We park our bus near the beach and get out for our first reall look at the lagoon. We were to be the next group on the amphibious vehichles. They would hold up to 25 people. As there were more than 25 in our group, I went in the second group hoping to get a better spot.
We set out down to the shore and then push on in. It was surreal to be in the water with these icebergs. We were told that the iceberg being shed, at this point, are around 1500 years old. The engine of the vehichle was really loud but, the view of the ice and the glacier was amazing. The white, blue, and gray colors of the bergs were like artistic sculptures. There were all shapes and sizes with some of them looking like chunks, grated, freeform, and some had geometric designs in them.
A guide met us out at the foot of the glacier. She transfered from a rubber speedboat and brought with her a chunk of glacial ice to show us. She ice she held was perfectly clear. She told us that when the ice was first shed by the glacier it would be blue, with white and sometimes the black sediment. As it is longer in the water it would purify and become clear. She let us hold the ice for pictures and then broke it into smaller pieces so each of us could hold it or even taste it. Mine tasted clean.....not really much taste, honestly. It was really something, to be able to hold a 1500 year old piece of glacier.
We drifted around for awhile more, being able to just absorb nature and be apart of it, if only for a short time. It was something that I will never forget.
We make our way to the shore, get off the vehichle, and had a bit more time to explore the moraines or the shore, great places for different views and unique pictures.
It was time to go, now, so we board the bus and take a last glimpse of the lagoon and the glacier as we start our return to the west.

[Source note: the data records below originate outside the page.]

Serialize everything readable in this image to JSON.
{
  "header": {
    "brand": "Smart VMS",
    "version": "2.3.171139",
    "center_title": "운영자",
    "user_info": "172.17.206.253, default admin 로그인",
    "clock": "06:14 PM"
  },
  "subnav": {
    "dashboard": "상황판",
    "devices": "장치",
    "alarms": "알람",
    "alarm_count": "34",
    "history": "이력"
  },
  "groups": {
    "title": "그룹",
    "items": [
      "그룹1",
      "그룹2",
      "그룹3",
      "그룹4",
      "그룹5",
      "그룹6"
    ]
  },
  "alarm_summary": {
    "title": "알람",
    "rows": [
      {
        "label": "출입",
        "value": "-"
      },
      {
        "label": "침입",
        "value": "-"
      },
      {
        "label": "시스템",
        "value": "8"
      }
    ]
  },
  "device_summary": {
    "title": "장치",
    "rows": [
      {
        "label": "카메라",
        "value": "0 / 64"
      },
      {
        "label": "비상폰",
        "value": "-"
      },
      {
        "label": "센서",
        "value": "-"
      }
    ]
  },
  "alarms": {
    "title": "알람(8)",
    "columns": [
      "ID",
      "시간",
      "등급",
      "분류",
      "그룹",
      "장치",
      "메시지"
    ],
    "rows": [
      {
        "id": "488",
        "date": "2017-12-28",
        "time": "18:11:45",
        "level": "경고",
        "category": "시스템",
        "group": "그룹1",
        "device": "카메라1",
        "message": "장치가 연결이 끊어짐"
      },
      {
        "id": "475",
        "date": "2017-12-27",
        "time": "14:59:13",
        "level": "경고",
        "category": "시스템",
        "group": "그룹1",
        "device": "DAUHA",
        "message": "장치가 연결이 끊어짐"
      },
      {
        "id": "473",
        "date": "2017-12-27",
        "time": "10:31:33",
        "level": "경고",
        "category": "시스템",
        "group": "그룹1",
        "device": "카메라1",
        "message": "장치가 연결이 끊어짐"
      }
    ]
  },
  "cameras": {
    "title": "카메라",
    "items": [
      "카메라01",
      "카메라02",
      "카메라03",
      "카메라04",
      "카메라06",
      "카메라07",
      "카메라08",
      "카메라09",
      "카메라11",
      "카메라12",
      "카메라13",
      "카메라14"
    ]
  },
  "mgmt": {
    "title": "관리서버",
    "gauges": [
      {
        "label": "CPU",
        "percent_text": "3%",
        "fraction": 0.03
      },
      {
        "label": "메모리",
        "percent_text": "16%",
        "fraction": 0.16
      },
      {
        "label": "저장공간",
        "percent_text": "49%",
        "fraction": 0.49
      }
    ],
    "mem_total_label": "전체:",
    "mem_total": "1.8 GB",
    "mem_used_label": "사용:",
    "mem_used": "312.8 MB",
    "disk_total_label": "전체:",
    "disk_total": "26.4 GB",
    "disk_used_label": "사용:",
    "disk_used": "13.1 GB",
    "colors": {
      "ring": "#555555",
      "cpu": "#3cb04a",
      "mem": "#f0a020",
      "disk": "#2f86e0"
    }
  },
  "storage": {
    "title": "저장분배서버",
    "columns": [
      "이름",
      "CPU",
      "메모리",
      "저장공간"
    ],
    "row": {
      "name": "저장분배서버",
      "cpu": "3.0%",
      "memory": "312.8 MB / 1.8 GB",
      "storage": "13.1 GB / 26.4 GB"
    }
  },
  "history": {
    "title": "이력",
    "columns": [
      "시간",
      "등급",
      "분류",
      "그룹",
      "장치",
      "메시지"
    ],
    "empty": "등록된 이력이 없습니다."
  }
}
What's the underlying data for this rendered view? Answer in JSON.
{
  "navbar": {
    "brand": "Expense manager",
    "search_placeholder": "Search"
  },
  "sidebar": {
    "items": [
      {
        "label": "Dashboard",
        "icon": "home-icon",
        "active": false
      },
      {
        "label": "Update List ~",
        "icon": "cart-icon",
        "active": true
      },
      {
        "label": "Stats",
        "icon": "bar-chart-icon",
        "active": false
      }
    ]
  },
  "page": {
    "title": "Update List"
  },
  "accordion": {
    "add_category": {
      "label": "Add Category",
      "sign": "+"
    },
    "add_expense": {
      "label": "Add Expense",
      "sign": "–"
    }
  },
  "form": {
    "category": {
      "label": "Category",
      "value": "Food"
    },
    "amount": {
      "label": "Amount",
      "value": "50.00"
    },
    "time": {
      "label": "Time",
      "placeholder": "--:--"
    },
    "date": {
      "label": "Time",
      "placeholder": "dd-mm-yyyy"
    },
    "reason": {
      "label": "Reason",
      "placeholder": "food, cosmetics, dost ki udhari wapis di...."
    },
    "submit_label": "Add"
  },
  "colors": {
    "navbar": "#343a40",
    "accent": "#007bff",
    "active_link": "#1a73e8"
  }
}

Please excuse some of the pics that are obviously taken from inside of the bus.....they are still great vistas, if not great pictures.